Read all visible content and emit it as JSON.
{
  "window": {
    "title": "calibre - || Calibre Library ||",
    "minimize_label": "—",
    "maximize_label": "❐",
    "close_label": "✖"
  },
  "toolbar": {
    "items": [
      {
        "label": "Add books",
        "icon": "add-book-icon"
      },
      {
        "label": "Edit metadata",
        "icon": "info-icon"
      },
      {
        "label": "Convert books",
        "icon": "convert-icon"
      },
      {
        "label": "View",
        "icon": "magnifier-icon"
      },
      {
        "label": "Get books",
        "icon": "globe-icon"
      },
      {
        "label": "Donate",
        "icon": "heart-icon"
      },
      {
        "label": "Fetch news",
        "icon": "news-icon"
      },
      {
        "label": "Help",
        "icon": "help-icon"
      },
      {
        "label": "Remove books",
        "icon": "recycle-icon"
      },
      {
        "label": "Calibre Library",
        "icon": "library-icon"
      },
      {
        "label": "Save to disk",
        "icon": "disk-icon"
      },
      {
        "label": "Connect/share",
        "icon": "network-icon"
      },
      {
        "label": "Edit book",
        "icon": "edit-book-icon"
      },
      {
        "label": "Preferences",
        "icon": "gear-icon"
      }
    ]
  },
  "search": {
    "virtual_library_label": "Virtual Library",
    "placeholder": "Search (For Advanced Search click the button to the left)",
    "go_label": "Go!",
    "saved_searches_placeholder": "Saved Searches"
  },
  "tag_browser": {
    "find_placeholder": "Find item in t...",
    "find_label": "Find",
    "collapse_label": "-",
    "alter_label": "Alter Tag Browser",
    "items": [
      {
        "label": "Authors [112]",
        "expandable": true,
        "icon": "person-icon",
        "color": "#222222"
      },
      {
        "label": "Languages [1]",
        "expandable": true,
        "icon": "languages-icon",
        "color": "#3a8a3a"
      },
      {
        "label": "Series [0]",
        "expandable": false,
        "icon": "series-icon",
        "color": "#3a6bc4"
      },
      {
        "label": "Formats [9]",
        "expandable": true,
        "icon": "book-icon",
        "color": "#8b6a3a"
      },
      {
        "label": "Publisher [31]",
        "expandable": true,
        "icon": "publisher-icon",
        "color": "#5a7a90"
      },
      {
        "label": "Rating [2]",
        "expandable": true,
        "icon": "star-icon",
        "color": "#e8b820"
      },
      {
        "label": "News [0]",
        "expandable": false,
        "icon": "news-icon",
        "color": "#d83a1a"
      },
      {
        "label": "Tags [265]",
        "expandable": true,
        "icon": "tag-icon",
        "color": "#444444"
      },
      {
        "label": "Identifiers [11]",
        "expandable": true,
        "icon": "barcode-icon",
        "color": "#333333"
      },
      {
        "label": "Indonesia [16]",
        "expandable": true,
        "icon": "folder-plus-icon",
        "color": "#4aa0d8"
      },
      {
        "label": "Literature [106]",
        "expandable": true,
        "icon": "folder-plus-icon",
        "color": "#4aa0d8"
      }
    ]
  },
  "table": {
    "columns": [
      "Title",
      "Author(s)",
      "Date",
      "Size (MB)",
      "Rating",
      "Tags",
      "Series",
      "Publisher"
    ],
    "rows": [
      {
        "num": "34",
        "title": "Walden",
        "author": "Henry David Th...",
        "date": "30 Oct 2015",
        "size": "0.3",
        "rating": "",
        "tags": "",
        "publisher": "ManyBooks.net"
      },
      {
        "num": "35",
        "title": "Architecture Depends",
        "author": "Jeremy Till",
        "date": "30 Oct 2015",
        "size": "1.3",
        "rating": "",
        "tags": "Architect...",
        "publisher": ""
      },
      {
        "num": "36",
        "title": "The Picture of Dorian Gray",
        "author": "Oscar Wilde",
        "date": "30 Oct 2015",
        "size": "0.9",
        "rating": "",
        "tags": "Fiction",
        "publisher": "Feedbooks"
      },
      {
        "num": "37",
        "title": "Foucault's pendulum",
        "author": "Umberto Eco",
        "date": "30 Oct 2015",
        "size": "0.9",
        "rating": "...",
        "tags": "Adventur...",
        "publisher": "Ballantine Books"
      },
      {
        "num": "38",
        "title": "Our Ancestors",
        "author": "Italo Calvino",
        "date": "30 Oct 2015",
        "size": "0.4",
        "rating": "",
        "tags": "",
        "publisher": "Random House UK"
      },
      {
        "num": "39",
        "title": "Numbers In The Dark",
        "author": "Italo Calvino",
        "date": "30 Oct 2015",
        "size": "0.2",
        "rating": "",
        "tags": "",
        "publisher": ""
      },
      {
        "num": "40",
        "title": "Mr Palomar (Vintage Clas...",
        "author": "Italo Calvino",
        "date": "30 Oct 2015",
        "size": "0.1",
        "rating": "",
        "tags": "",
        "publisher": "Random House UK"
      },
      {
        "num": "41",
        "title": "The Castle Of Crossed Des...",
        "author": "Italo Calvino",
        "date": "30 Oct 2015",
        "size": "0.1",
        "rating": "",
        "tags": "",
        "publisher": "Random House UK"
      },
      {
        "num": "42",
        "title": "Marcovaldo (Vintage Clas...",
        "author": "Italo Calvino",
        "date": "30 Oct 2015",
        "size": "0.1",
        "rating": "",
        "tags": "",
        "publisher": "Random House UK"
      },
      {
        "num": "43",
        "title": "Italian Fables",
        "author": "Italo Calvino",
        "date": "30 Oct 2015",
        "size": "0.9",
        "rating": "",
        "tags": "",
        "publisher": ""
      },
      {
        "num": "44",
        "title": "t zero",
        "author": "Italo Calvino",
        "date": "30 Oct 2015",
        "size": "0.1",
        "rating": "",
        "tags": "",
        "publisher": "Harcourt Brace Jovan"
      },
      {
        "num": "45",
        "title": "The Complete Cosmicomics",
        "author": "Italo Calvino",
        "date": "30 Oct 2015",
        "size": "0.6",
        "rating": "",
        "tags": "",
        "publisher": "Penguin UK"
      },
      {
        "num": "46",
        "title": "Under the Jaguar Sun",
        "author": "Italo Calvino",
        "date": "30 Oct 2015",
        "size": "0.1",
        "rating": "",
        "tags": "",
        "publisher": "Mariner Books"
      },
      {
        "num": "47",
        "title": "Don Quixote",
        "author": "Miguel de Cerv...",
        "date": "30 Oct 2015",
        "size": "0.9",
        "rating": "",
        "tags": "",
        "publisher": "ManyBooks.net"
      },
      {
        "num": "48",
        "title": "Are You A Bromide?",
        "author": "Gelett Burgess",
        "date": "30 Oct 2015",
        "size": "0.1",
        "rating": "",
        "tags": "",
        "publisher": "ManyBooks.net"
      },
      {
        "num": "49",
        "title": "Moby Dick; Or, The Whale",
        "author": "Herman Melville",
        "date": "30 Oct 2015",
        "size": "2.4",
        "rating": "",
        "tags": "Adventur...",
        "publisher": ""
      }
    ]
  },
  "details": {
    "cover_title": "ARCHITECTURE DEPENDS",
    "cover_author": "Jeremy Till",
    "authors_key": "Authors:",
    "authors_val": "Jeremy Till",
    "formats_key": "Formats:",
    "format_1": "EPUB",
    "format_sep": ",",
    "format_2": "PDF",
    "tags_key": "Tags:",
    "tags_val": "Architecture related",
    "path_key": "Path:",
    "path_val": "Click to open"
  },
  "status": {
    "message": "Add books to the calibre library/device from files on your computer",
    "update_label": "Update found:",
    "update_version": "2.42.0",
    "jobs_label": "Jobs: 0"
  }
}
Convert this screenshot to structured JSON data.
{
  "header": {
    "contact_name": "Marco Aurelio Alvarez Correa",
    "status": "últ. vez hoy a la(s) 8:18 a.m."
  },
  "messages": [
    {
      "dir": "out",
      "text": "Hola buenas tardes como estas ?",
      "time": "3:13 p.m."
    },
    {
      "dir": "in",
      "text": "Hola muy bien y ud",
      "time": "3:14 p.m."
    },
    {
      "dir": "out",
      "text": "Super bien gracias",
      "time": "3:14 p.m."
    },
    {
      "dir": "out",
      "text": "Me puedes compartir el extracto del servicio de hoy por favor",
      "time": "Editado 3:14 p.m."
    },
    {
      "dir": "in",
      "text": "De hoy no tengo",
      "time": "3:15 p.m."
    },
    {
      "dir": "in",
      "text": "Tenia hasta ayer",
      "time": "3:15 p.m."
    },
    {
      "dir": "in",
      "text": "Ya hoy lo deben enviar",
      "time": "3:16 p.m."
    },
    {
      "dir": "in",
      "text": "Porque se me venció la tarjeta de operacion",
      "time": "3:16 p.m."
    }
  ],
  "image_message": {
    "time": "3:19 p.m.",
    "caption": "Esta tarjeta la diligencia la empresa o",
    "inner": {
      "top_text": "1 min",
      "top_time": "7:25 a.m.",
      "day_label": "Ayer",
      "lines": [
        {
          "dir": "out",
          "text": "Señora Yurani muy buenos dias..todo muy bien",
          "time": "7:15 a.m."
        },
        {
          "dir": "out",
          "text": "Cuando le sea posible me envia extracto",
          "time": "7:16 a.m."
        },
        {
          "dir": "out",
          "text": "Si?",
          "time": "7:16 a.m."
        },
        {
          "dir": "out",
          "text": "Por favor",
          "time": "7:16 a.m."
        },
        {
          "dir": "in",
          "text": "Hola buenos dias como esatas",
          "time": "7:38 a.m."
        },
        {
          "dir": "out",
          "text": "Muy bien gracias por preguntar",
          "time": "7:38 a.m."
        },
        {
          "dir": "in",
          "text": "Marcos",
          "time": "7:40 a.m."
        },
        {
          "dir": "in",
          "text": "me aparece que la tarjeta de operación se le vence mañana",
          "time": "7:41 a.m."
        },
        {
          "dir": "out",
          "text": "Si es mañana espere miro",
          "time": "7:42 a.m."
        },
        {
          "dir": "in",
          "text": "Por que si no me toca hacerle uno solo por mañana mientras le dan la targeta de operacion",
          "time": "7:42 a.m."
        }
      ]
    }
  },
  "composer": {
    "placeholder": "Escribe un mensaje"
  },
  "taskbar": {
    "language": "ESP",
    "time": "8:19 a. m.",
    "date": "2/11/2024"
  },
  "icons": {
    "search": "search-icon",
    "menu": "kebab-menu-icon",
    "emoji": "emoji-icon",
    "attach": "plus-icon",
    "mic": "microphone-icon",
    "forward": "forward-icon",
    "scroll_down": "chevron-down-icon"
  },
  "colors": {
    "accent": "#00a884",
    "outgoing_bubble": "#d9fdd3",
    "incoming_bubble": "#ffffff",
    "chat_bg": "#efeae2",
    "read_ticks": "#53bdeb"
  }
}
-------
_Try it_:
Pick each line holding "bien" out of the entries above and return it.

_Task response_:
      "text": "Hola muy bien y ud",
      "text": "Super bien gracias",
          "text": "Señora Yurani muy buenos dias..todo muy bien",
          "text": "Muy bien gracias por preguntar",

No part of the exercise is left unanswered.